Start of Input material

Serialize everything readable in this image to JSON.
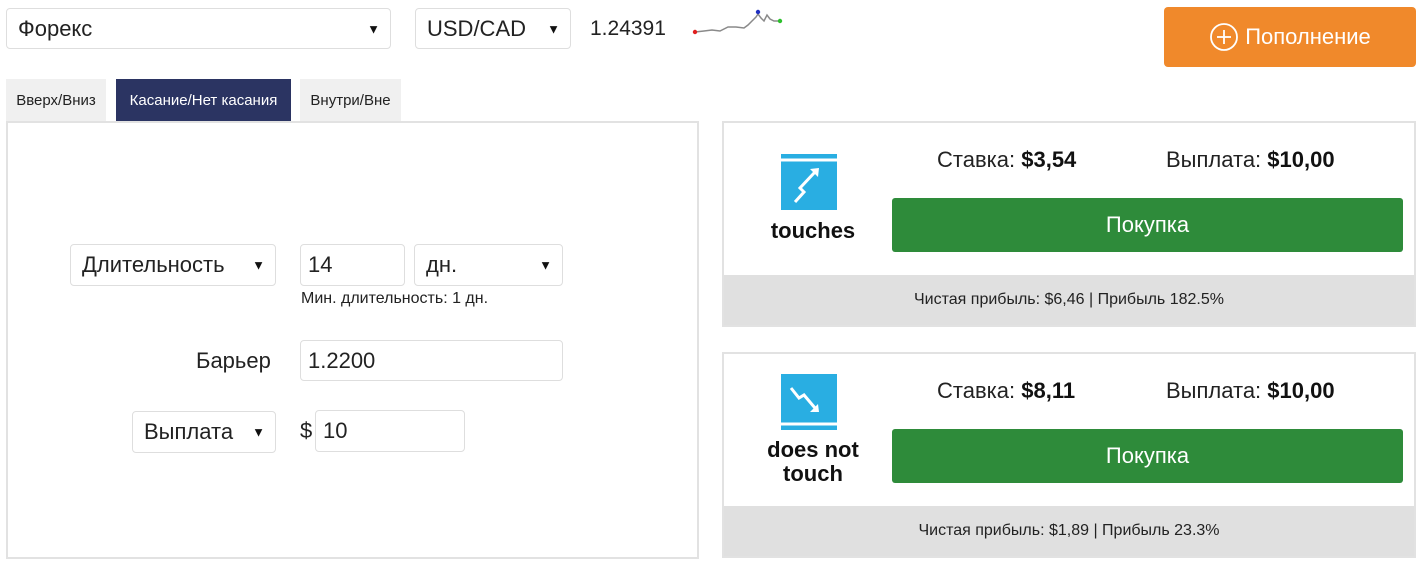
{
  "header": {
    "market": "Форекс",
    "pair": "USD/CAD",
    "price": "1.24391",
    "deposit_label": "Пополнение"
  },
  "tabs": [
    {
      "label": "Вверх/Вниз",
      "active": false
    },
    {
      "label": "Касание/Нет касания",
      "active": true
    },
    {
      "label": "Внутри/Вне",
      "active": false
    }
  ],
  "form": {
    "duration_type": "Длительность",
    "duration_value": "14",
    "duration_unit": "дн.",
    "min_duration": "Мин. длительность: 1 дн.",
    "barrier_label": "Барьер",
    "barrier_value": "1.2200",
    "amount_type": "Выплата",
    "currency": "$",
    "amount_value": "10"
  },
  "contracts": [
    {
      "name": "touches",
      "icon": "trend-up-touch-icon",
      "stake_label": "Ставка:",
      "stake_value": "$3,54",
      "payout_label": "Выплата:",
      "payout_value": "$10,00",
      "buy_label": "Покупка",
      "profit_text": "Чистая прибыль: $6,46 | Прибыль 182.5%"
    },
    {
      "name": "does not touch",
      "icon": "trend-down-no-touch-icon",
      "stake_label": "Ставка:",
      "stake_value": "$8,11",
      "payout_label": "Выплата:",
      "payout_value": "$10,00",
      "buy_label": "Покупка",
      "profit_text": "Чистая прибыль: $1,89 | Прибыль 23.3%"
    }
  ],
  "colors": {
    "accent_orange": "#f0892b",
    "tab_active": "#2b3462",
    "buy_green": "#2e8b3a",
    "icon_blue": "#29aee2",
    "profit_bar": "#e0e0e0"
  }
}
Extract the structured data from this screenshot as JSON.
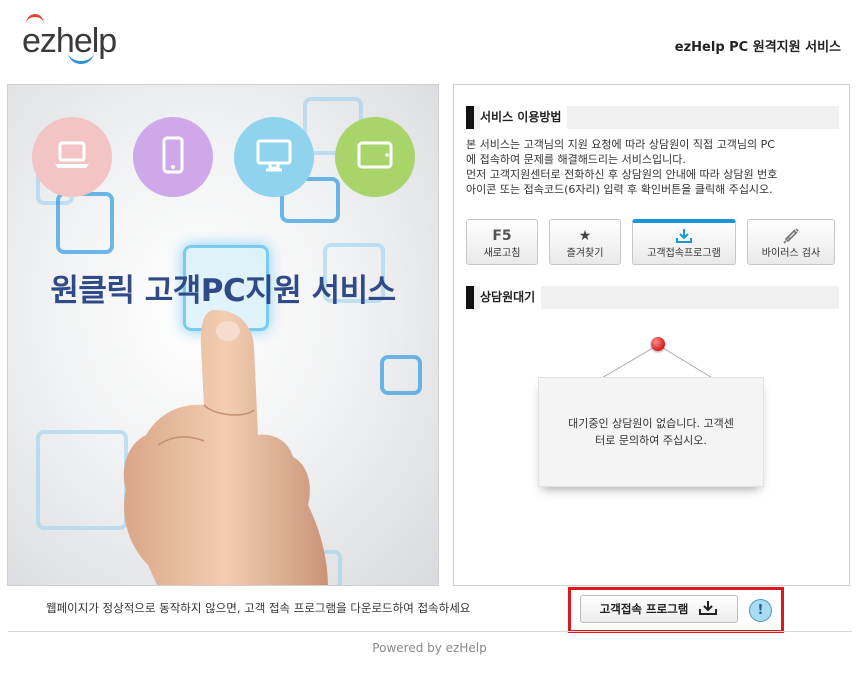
{
  "header": {
    "logo_text": "ezhelp",
    "service_title": "ezHelp PC 원격지원 서비스"
  },
  "hero": {
    "title": "원클릭 고객PC지원 서비스",
    "device_icons": [
      {
        "icon": "laptop-icon",
        "color": "#f2c4c4"
      },
      {
        "icon": "smartphone-icon",
        "color": "#cfa8ea"
      },
      {
        "icon": "monitor-icon",
        "color": "#8fd3ef"
      },
      {
        "icon": "tablet-icon",
        "color": "#a9d46a"
      }
    ]
  },
  "usage": {
    "heading": "서비스 이용방법",
    "desc_line1": "본 서비스는 고객님의 지원 요청에 따라 상담원이 직접 고객님의 PC",
    "desc_line2": "에 접속하여 문제를 해결해드리는 서비스입니다.",
    "desc_line3": "먼저 고객지원센터로 전화하신 후 상담원의 안내에 따라 상담원 번호",
    "desc_line4": "아이콘 또는 접속코드(6자리) 입력 후 확인버튼을 클릭해 주십시오."
  },
  "tools": [
    {
      "icon_text": "F5",
      "label": "새로고침",
      "icon": "refresh-f5-icon"
    },
    {
      "icon_text": "★",
      "label": "즐겨찾기",
      "icon": "star-icon"
    },
    {
      "icon_text": "",
      "label": "고객접속프로그램",
      "icon": "download-icon"
    },
    {
      "icon_text": "",
      "label": "바이러스 검사",
      "icon": "syringe-icon"
    }
  ],
  "waiting": {
    "heading": "상담원대기",
    "empty_line1": "대기중인 상담원이 없습니다. 고객센",
    "empty_line2": "터로 문의하여 주십시오."
  },
  "bottom": {
    "message": "웹페이지가 정상적으로 동작하지 않으면, 고객 접속 프로그램을 다운로드하여 접속하세요",
    "download_label": "고객접속 프로그램",
    "info_label": "!"
  },
  "footer": {
    "powered": "Powered by ezHelp"
  },
  "colors": {
    "accent": "#1a97d8",
    "hero_title": "#2f4a86",
    "highlight_box": "#e0161c"
  }
}
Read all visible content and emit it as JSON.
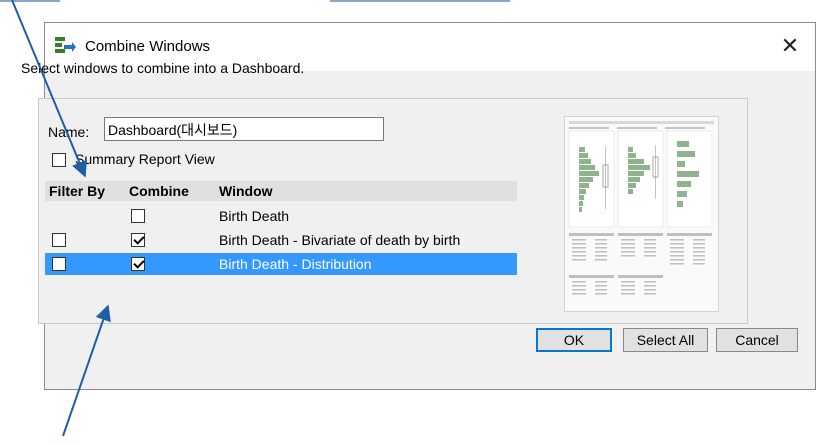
{
  "dialog": {
    "title": "Combine Windows",
    "close_glyph": "✕",
    "instruction": "Select windows to combine into a Dashboard."
  },
  "form": {
    "name_label": "Name:",
    "name_value": "Dashboard(대시보드)",
    "summary_label": "Summary Report View",
    "summary_checked": false
  },
  "table": {
    "headers": [
      "Filter By",
      "Combine",
      "Window"
    ],
    "rows": [
      {
        "window": "Birth Death",
        "filter_by": null,
        "combine": false,
        "selected": false
      },
      {
        "window": "Birth Death - Bivariate of death by birth",
        "filter_by": false,
        "combine": true,
        "selected": false
      },
      {
        "window": "Birth Death - Distribution",
        "filter_by": false,
        "combine": true,
        "selected": true
      }
    ]
  },
  "buttons": {
    "ok": "OK",
    "select_all": "Select All",
    "cancel": "Cancel"
  },
  "colors": {
    "selection": "#3399ff",
    "arrow": "#1f5fa8",
    "preview_bars": "#8fb38f"
  },
  "icons": {
    "app": "combine-windows-icon",
    "close": "close-icon"
  }
}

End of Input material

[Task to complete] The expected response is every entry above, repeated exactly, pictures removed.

[Task solution]
Serialize everything readable in this image to JSON.
{
  "header": {
    "market": "Форекс",
    "pair": "USD/CAD",
    "price": "1.24391",
    "deposit_label": "Пополнение"
  },
  "tabs": [
    {
      "label": "Вверх/Вниз",
      "active": false
    },
    {
      "label": "Касание/Нет касания",
      "active": true
    },
    {
      "label": "Внутри/Вне",
      "active": false
    }
  ],
  "form": {
    "duration_type": "Длительность",
    "duration_value": "14",
    "duration_unit": "дн.",
    "min_duration": "Мин. длительность: 1 дн.",
    "barrier_label": "Барьер",
    "barrier_value": "1.2200",
    "amount_type": "Выплата",
    "currency": "$",
    "amount_value": "10"
  },
  "contracts": [
    {
      "name": "touches",
      "icon": "trend-up-touch-icon",
      "stake_label": "Ставка:",
      "stake_value": "$3,54",
      "payout_label": "Выплата:",
      "payout_value": "$10,00",
      "buy_label": "Покупка",
      "profit_text": "Чистая прибыль: $6,46 | Прибыль 182.5%"
    },
    {
      "name": "does not touch",
      "icon": "trend-down-no-touch-icon",
      "stake_label": "Ставка:",
      "stake_value": "$8,11",
      "payout_label": "Выплата:",
      "payout_value": "$10,00",
      "buy_label": "Покупка",
      "profit_text": "Чистая прибыль: $1,89 | Прибыль 23.3%"
    }
  ],
  "colors": {
    "accent_orange": "#f0892b",
    "tab_active": "#2b3462",
    "buy_green": "#2e8b3a",
    "icon_blue": "#29aee2",
    "profit_bar": "#e0e0e0"
  }
}
Extract the structured data from this screenshot as JSON.
{
  "header": {
    "logo_text": "ezhelp",
    "service_title": "ezHelp PC 원격지원 서비스"
  },
  "hero": {
    "title": "원클릭 고객PC지원 서비스",
    "device_icons": [
      {
        "icon": "laptop-icon",
        "color": "#f2c4c4"
      },
      {
        "icon": "smartphone-icon",
        "color": "#cfa8ea"
      },
      {
        "icon": "monitor-icon",
        "color": "#8fd3ef"
      },
      {
        "icon": "tablet-icon",
        "color": "#a9d46a"
      }
    ]
  },
  "usage": {
    "heading": "서비스 이용방법",
    "desc_line1": "본 서비스는 고객님의 지원 요청에 따라 상담원이 직접 고객님의 PC",
    "desc_line2": "에 접속하여 문제를 해결해드리는 서비스입니다.",
    "desc_line3": "먼저 고객지원센터로 전화하신 후 상담원의 안내에 따라 상담원 번호",
    "desc_line4": "아이콘 또는 접속코드(6자리) 입력 후 확인버튼을 클릭해 주십시오."
  },
  "tools": [
    {
      "icon_text": "F5",
      "label": "새로고침",
      "icon": "refresh-f5-icon"
    },
    {
      "icon_text": "★",
      "label": "즐겨찾기",
      "icon": "star-icon"
    },
    {
      "icon_text": "",
      "label": "고객접속프로그램",
      "icon": "download-icon"
    },
    {
      "icon_text": "",
      "label": "바이러스 검사",
      "icon": "syringe-icon"
    }
  ],
  "waiting": {
    "heading": "상담원대기",
    "empty_line1": "대기중인 상담원이 없습니다. 고객센",
    "empty_line2": "터로 문의하여 주십시오."
  },
  "bottom": {
    "message": "웹페이지가 정상적으로 동작하지 않으면, 고객 접속 프로그램을 다운로드하여 접속하세요",
    "download_label": "고객접속 프로그램",
    "info_label": "!"
  },
  "footer": {
    "powered": "Powered by ezHelp"
  },
  "colors": {
    "accent": "#1a97d8",
    "hero_title": "#2f4a86",
    "highlight_box": "#e0161c"
  }
}
Read all visible content and emit it as JSON.
{
  "dialog": {
    "title": "Combine Windows",
    "close_glyph": "✕",
    "instruction": "Select windows to combine into a Dashboard."
  },
  "form": {
    "name_label": "Name:",
    "name_value": "Dashboard(대시보드)",
    "summary_label": "Summary Report View",
    "summary_checked": false
  },
  "table": {
    "headers": [
      "Filter By",
      "Combine",
      "Window"
    ],
    "rows": [
      {
        "window": "Birth Death",
        "filter_by": null,
        "combine": false,
        "selected": false
      },
      {
        "window": "Birth Death - Bivariate of death by birth",
        "filter_by": false,
        "combine": true,
        "selected": false
      },
      {
        "window": "Birth Death - Distribution",
        "filter_by": false,
        "combine": true,
        "selected": true
      }
    ]
  },
  "buttons": {
    "ok": "OK",
    "select_all": "Select All",
    "cancel": "Cancel"
  },
  "colors": {
    "selection": "#3399ff",
    "arrow": "#1f5fa8",
    "preview_bars": "#8fb38f"
  },
  "icons": {
    "app": "combine-windows-icon",
    "close": "close-icon"
  }
}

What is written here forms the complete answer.